• [Records for processing]

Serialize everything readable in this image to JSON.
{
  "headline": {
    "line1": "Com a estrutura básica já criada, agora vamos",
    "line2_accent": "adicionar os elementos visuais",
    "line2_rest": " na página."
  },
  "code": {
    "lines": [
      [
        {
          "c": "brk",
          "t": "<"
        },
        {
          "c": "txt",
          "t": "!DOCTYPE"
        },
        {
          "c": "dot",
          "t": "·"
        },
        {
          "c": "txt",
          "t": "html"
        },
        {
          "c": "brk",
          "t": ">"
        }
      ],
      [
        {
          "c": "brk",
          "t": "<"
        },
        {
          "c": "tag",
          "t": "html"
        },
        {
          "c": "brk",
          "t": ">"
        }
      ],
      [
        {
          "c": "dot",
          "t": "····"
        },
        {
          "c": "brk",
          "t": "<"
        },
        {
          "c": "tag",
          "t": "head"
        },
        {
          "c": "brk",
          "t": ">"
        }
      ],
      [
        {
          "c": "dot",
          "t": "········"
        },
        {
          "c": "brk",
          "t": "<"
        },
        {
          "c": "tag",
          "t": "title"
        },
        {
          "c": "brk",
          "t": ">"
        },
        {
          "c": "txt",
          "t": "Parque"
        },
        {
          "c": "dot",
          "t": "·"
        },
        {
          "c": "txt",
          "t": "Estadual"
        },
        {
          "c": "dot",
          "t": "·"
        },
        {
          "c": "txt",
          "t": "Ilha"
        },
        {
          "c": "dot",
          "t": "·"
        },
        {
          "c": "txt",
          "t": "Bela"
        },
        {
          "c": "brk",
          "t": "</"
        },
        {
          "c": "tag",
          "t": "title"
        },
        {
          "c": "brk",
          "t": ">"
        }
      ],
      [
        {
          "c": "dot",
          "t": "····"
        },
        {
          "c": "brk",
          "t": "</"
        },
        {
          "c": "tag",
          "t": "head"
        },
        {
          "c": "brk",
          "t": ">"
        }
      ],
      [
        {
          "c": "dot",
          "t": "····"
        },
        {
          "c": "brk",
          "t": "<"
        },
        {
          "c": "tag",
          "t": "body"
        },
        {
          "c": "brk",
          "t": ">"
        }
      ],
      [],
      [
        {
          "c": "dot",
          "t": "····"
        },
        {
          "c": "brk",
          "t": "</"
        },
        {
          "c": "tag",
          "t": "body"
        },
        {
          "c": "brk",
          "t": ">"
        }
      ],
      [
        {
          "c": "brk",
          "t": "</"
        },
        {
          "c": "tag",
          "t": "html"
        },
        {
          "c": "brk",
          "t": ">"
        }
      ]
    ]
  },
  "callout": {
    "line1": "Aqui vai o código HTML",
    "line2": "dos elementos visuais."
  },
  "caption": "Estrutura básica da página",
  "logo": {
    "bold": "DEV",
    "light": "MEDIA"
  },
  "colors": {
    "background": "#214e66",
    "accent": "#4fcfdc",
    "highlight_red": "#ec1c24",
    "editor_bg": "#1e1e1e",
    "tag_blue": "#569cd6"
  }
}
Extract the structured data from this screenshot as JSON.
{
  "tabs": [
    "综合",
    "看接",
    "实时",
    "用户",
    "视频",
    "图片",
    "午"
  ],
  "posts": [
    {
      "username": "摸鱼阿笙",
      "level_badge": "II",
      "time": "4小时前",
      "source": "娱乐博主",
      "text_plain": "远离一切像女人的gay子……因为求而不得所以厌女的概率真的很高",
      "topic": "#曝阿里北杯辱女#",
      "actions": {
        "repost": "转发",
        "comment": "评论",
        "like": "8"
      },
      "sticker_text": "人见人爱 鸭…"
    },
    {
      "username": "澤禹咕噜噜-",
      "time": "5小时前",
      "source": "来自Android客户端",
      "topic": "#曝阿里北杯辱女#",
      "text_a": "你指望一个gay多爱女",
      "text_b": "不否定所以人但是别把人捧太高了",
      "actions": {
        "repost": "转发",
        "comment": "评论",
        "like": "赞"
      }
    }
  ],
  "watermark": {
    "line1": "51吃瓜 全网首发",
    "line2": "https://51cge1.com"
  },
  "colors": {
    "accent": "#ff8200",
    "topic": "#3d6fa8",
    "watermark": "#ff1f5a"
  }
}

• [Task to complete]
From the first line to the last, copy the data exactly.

• [The answer]
Serialize everything readable in this image to JSON.
{
  "headline": {
    "line1": "Com a estrutura básica já criada, agora vamos",
    "line2_accent": "adicionar os elementos visuais",
    "line2_rest": " na página."
  },
  "code": {
    "lines": [
      [
        {
          "c": "brk",
          "t": "<"
        },
        {
          "c": "txt",
          "t": "!DOCTYPE"
        },
        {
          "c": "dot",
          "t": "·"
        },
        {
          "c": "txt",
          "t": "html"
        },
        {
          "c": "brk",
          "t": ">"
        }
      ],
      [
        {
          "c": "brk",
          "t": "<"
        },
        {
          "c": "tag",
          "t": "html"
        },
        {
          "c": "brk",
          "t": ">"
        }
      ],
      [
        {
          "c": "dot",
          "t": "····"
        },
        {
          "c": "brk",
          "t": "<"
        },
        {
          "c": "tag",
          "t": "head"
        },
        {
          "c": "brk",
          "t": ">"
        }
      ],
      [
        {
          "c": "dot",
          "t": "········"
        },
        {
          "c": "brk",
          "t": "<"
        },
        {
          "c": "tag",
          "t": "title"
        },
        {
          "c": "brk",
          "t": ">"
        },
        {
          "c": "txt",
          "t": "Parque"
        },
        {
          "c": "dot",
          "t": "·"
        },
        {
          "c": "txt",
          "t": "Estadual"
        },
        {
          "c": "dot",
          "t": "·"
        },
        {
          "c": "txt",
          "t": "Ilha"
        },
        {
          "c": "dot",
          "t": "·"
        },
        {
          "c": "txt",
          "t": "Bela"
        },
        {
          "c": "brk",
          "t": "</"
        },
        {
          "c": "tag",
          "t": "title"
        },
        {
          "c": "brk",
          "t": ">"
        }
      ],
      [
        {
          "c": "dot",
          "t": "····"
        },
        {
          "c": "brk",
          "t": "</"
        },
        {
          "c": "tag",
          "t": "head"
        },
        {
          "c": "brk",
          "t": ">"
        }
      ],
      [
        {
          "c": "dot",
          "t": "····"
        },
        {
          "c": "brk",
          "t": "<"
        },
        {
          "c": "tag",
          "t": "body"
        },
        {
          "c": "brk",
          "t": ">"
        }
      ],
      [],
      [
        {
          "c": "dot",
          "t": "····"
        },
        {
          "c": "brk",
          "t": "</"
        },
        {
          "c": "tag",
          "t": "body"
        },
        {
          "c": "brk",
          "t": ">"
        }
      ],
      [
        {
          "c": "brk",
          "t": "</"
        },
        {
          "c": "tag",
          "t": "html"
        },
        {
          "c": "brk",
          "t": ">"
        }
      ]
    ]
  },
  "callout": {
    "line1": "Aqui vai o código HTML",
    "line2": "dos elementos visuais."
  },
  "caption": "Estrutura básica da página",
  "logo": {
    "bold": "DEV",
    "light": "MEDIA"
  },
  "colors": {
    "background": "#214e66",
    "accent": "#4fcfdc",
    "highlight_red": "#ec1c24",
    "editor_bg": "#1e1e1e",
    "tag_blue": "#569cd6"
  }
}
Extract the structured data from this screenshot as JSON.
{
  "tabs": [
    "综合",
    "看接",
    "实时",
    "用户",
    "视频",
    "图片",
    "午"
  ],
  "posts": [
    {
      "username": "摸鱼阿笙",
      "level_badge": "II",
      "time": "4小时前",
      "source": "娱乐博主",
      "text_plain": "远离一切像女人的gay子……因为求而不得所以厌女的概率真的很高",
      "topic": "#曝阿里北杯辱女#",
      "actions": {
        "repost": "转发",
        "comment": "评论",
        "like": "8"
      },
      "sticker_text": "人见人爱 鸭…"
    },
    {
      "username": "澤禹咕噜噜-",
      "time": "5小时前",
      "source": "来自Android客户端",
      "topic": "#曝阿里北杯辱女#",
      "text_a": "你指望一个gay多爱女",
      "text_b": "不否定所以人但是别把人捧太高了",
      "actions": {
        "repost": "转发",
        "comment": "评论",
        "like": "赞"
      }
    }
  ],
  "watermark": {
    "line1": "51吃瓜 全网首发",
    "line2": "https://51cge1.com"
  },
  "colors": {
    "accent": "#ff8200",
    "topic": "#3d6fa8",
    "watermark": "#ff1f5a"
  }
}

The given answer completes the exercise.